→ **Task statement**
Lines with "center" in the entries below: count them and reply with the number alone.

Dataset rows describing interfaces
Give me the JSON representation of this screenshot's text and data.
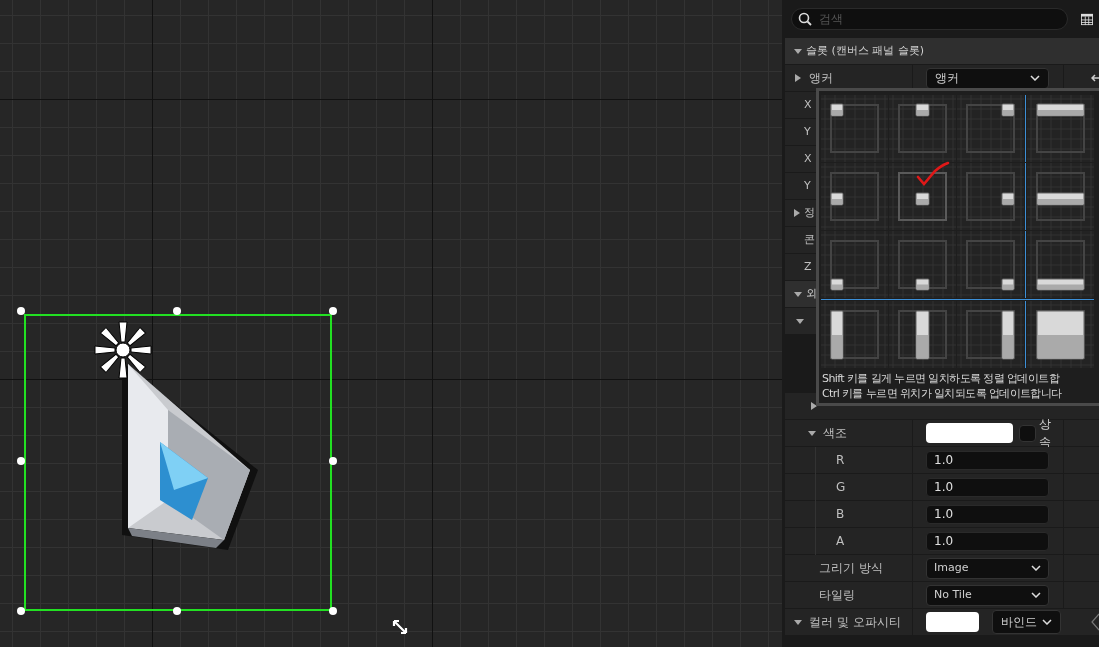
{
  "canvas": {
    "selection": {
      "selected": true
    }
  },
  "search": {
    "placeholder": "검색"
  },
  "rows": [
    {
      "kind": "section",
      "label": "슬롯 (캔버스 패널 슬롯)",
      "expanded": true
    },
    {
      "kind": "dropdown",
      "label": "앵커",
      "expanded": false,
      "value": "앵커"
    },
    {
      "kind": "property",
      "label": "X"
    },
    {
      "kind": "property",
      "label": "Y"
    },
    {
      "kind": "property",
      "label": "X"
    },
    {
      "kind": "property",
      "label": "Y"
    },
    {
      "kind": "group",
      "label": "정",
      "expanded": false
    },
    {
      "kind": "property",
      "label": "콘"
    },
    {
      "kind": "property",
      "label": "Z"
    },
    {
      "kind": "section",
      "label": "외",
      "expanded": true
    },
    {
      "kind": "subsection",
      "expanded": true
    },
    {
      "kind": "covered"
    },
    {
      "kind": "covered-group",
      "expanded": false
    },
    {
      "kind": "color",
      "label": "색조",
      "expanded": true,
      "inherit": {
        "label": "상속",
        "checked": false
      }
    },
    {
      "kind": "channel",
      "label": "R",
      "value": "1.0"
    },
    {
      "kind": "channel",
      "label": "G",
      "value": "1.0"
    },
    {
      "kind": "channel",
      "label": "B",
      "value": "1.0"
    },
    {
      "kind": "channel",
      "label": "A",
      "value": "1.0"
    },
    {
      "kind": "select",
      "label": "그리기 방식",
      "value": "Image"
    },
    {
      "kind": "select",
      "label": "타일링",
      "value": "No Tile"
    },
    {
      "kind": "opacity",
      "label": "컬러 및 오파시티",
      "expanded": true,
      "button": "바인드"
    }
  ],
  "anchor_popup": {
    "options": [
      {
        "kind": "top-left",
        "hovered": false
      },
      {
        "kind": "top-center",
        "hovered": false
      },
      {
        "kind": "top-right",
        "hovered": false
      },
      {
        "kind": "top-stretch",
        "hovered": false
      },
      {
        "kind": "center-left",
        "hovered": false
      },
      {
        "kind": "center-center",
        "hovered": true
      },
      {
        "kind": "center-right",
        "hovered": false
      },
      {
        "kind": "center-stretch",
        "hovered": false
      },
      {
        "kind": "bottom-left",
        "hovered": false
      },
      {
        "kind": "bottom-center",
        "hovered": false
      },
      {
        "kind": "bottom-right",
        "hovered": false
      },
      {
        "kind": "bottom-stretch",
        "hovered": false
      },
      {
        "kind": "stretch-left",
        "hovered": false
      },
      {
        "kind": "stretch-center",
        "hovered": false
      },
      {
        "kind": "stretch-right",
        "hovered": false
      },
      {
        "kind": "stretch-stretch",
        "hovered": false
      }
    ],
    "hints": [
      "Shift 키를 길게 누르면 일치하도록 정렬 업데이트합",
      "Ctrl 키를 누르면 위치가 일치되도록 업데이트합니다"
    ]
  }
}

→ **Answer to this exercise**
7